I got distracted. Well, to be honest, I got geekier… and distracted.
First, I got sucked into this massive multiplayer online roleplaying space game called EVE Online: Revelations. I even had a promo on here for a while. It’s a great game. I’m not a gamer, but I’ve been fascinated with the cosmos of late and when I saw the screenshots and trailers, I had to give the 14-day trial a go. For 2 weeks I was immersed in travelling the universe. And when I mean travel, I literally mean over 30 minutes of real-time gameplay just to travel from one point to another at hyper speed with brief stops. This game universe is IMMENSE and awe-inspiring! It’s quite odd travelling the universe without a real sense of up or down. Anyhow, once my trial was done, it satisfied my curiosity and quenched my fascination and I let it go.
Second, I once again screwed up my computer by installing Windows Vista Ultimate… legally, I might add (MSDN Subscription). Although my main system is Ubuntu, I’m a true geek and I really wanted to have Vista, despite all the warnings. It’s a new toy to play with. I tried installing it in a dual-boot configuration with Ubuntu, but it seems Vista’s boot-loader has changed and it now takes over your system – in a true Microsoft way – and no matter what I would do, I couldn’t get a GRUB menu. Nevertheless, Vista doesn’t work well with my audio card and crappy ATI Radeon 9200SE card so I did a clean install of Windows XP, preserving my Ubuntu. I’ll try again later once I have better hardware and research.
Third, the Christmas holidays happened.

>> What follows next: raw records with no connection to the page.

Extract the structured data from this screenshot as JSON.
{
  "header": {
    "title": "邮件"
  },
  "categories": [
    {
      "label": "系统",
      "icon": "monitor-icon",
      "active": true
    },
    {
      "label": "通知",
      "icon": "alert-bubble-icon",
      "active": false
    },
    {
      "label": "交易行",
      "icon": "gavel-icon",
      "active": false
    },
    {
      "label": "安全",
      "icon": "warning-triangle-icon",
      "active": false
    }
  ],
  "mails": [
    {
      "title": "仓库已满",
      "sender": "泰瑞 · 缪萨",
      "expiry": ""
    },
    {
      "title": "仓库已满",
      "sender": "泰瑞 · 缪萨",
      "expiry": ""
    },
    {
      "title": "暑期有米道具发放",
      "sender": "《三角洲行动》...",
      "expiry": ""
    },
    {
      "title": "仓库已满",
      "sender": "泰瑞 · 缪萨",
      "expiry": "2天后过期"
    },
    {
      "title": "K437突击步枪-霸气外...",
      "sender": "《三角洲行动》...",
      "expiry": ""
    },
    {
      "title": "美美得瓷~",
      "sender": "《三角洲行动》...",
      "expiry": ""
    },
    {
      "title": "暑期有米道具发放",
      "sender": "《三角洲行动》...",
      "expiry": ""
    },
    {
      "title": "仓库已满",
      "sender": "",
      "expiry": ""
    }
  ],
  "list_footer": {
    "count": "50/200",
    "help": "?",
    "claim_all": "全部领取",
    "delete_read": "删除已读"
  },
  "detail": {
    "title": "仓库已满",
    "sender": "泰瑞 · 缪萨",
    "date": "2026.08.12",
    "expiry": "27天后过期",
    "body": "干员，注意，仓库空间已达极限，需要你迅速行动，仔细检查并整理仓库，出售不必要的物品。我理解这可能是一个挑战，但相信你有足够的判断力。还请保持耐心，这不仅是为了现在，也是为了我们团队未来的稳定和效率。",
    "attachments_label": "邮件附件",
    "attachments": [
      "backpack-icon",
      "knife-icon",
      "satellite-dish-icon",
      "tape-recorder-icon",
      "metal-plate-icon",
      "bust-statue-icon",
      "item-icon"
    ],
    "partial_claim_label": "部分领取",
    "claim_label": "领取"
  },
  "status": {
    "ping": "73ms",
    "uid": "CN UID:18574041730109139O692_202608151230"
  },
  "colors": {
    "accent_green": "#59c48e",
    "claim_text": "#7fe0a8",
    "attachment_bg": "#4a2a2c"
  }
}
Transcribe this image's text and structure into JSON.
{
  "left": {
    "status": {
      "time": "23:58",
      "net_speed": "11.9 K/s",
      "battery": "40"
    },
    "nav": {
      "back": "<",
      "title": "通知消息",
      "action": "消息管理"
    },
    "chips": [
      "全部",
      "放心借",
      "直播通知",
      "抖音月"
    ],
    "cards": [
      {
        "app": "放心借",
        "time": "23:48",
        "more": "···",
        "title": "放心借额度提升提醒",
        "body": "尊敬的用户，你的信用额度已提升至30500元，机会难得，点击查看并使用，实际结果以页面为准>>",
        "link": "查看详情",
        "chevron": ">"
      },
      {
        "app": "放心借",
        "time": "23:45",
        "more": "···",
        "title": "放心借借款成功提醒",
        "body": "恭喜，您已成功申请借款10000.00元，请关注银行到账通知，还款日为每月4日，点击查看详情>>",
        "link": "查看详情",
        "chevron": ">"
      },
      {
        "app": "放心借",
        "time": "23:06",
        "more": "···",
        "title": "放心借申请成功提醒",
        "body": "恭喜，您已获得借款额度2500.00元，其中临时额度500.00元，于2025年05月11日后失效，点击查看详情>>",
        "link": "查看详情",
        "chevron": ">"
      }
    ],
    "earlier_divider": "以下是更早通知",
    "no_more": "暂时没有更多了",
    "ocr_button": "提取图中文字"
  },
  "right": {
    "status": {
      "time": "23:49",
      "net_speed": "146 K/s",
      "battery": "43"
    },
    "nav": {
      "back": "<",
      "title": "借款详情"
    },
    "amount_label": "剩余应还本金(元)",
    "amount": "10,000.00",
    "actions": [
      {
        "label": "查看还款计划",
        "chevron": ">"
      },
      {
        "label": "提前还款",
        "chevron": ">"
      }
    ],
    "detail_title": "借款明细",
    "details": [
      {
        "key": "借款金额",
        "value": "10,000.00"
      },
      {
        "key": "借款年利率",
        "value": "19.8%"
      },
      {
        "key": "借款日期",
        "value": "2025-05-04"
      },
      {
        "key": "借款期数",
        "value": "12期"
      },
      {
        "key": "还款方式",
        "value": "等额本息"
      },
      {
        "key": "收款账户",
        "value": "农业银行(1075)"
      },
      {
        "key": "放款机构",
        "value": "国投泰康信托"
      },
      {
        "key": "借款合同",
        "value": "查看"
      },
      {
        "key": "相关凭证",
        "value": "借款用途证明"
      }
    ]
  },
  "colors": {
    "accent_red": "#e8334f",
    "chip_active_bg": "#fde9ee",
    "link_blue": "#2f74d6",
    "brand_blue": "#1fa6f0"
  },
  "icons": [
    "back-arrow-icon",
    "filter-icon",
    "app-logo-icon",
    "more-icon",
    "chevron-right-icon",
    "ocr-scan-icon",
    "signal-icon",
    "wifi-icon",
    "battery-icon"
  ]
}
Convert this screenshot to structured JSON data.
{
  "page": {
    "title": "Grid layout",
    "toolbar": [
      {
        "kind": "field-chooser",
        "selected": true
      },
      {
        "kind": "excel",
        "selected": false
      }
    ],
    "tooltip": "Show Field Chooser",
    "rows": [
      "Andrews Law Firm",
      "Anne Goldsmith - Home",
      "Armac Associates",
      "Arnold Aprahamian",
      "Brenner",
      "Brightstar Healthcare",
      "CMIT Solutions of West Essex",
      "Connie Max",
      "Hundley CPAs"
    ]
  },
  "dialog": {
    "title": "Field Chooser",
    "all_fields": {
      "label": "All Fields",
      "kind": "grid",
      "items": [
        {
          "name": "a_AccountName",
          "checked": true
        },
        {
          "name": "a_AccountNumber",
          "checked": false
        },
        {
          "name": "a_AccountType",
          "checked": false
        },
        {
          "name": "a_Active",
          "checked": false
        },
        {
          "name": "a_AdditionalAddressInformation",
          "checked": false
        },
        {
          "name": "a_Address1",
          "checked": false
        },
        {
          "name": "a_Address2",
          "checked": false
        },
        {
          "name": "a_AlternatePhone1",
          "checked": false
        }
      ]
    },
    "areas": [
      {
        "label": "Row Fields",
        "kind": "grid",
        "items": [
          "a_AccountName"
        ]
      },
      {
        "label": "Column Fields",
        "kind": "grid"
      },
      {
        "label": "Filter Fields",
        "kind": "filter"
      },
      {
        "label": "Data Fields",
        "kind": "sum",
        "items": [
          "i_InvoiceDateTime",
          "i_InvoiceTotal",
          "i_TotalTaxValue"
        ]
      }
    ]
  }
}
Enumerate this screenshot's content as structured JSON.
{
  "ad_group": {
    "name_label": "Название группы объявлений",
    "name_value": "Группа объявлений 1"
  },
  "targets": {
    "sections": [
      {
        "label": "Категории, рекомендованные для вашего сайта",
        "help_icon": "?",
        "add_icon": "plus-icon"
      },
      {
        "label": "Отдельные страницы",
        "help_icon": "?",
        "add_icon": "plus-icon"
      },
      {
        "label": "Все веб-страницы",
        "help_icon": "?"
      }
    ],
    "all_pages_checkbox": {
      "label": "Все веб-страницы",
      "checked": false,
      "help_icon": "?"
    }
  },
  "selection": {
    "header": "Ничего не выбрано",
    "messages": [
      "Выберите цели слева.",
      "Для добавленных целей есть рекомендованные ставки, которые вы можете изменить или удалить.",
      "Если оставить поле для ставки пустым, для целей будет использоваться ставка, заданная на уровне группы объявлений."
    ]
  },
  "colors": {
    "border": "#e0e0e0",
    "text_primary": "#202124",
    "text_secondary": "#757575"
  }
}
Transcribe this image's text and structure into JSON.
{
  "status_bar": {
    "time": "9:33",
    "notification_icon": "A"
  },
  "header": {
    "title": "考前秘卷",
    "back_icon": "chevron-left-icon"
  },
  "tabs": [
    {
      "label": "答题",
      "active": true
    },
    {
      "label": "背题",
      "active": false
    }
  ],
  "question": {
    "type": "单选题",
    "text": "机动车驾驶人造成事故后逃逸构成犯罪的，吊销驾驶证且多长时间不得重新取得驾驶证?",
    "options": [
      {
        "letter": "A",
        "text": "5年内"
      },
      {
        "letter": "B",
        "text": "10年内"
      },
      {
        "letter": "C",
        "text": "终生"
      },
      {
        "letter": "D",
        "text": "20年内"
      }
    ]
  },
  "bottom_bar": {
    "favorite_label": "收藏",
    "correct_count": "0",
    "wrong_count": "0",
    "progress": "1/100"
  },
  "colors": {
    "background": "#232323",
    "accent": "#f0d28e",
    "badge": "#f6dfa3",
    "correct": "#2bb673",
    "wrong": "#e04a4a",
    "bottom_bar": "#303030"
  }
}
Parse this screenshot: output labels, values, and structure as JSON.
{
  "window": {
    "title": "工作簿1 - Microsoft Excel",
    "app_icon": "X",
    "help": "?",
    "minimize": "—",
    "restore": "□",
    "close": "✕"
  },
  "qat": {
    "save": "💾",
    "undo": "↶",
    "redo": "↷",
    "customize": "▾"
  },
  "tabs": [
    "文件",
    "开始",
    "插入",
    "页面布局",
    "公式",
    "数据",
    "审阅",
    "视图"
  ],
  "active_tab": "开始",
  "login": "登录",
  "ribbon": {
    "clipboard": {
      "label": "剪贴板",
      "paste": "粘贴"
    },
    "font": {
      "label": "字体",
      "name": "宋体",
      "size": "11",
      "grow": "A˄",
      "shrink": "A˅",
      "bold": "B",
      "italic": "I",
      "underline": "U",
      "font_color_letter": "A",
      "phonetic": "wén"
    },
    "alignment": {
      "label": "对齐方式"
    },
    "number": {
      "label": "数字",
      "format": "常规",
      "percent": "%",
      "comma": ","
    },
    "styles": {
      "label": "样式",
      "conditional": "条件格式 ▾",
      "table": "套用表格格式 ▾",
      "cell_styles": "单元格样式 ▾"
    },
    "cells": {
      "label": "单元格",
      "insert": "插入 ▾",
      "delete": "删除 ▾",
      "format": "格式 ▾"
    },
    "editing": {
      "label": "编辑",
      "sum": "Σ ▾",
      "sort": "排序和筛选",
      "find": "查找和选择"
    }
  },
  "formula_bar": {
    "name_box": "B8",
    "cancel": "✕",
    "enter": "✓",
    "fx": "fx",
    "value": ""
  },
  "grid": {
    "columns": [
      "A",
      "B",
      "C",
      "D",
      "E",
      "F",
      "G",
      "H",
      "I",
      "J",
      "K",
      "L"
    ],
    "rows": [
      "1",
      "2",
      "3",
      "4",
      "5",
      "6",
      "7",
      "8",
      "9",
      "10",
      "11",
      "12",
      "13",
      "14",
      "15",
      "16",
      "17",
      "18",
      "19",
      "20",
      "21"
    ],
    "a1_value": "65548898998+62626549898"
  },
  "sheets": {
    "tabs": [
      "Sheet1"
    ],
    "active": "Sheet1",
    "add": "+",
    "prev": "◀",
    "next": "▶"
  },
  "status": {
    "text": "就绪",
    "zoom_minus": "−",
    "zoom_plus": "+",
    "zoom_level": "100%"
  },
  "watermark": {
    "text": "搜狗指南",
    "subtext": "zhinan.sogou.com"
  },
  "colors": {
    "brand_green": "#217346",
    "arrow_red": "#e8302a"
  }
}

No time really to be blogging.
Fourth, with my fascination with the Cosmos still strong and vibrant, I started watching Stargate SG1 from Season 1 to Season 9 and Stargate: Atlantis, enthralled with the idea of travelling to billions of other solar systems and planets. I started watching it New Year’s day and I’m currently halfway through Season 9 of SG1 and Season 2 of Atlantis. That’s a lot of Stargate! There’s no soap in the world that will wash the geek out of me now! (And no, I don’t live in my parents’ basement. I have my own home, thank you.:))
Fifth, I got distracted by trying out World of Warcraft for a week. Again, I’m not a gamer, but I’m captivated by the whole concept of massive real-world gaming worlds.
Sixth, I got a brand-new 20.1″ LG LCD monitor (L204WT) to replace my failing Samsung 19″ SyncMaster 955DF CRT monitor, and it was only 2 years old. Why is this a distraction? Well, my old CRT monitor was getting very blurry (common problem with this monitor – don’t buy one) and I had to reduce the contrast to make the screen darker so I can read the text on it… and the colors weren’t vibrant. So when I got the LCD, it was like a whole new world for me. I am now able to theme my OSes with darker themes and still read the text. I’ve been playing around A LOT with my themes in both Ubuntu and Windows XP. I will have screenshots of them posted here soon. Ubuntu looks so much better than I’m used to now. The only gripe about this monitor is that it has an odd resolution of 1680 x 1050 and it makes it difficult to find wallpapers that fit without having to edit them.
So that makes 5 pits of geekiness (not counting the Xmas point) that I fell into that distracted me from this blog. Someone throw me a rope. Well, this blog could be considered another geek pit. Hopefully now I’ll steer clear from these attractive pits of geekiness and concentrate on this blog a little more.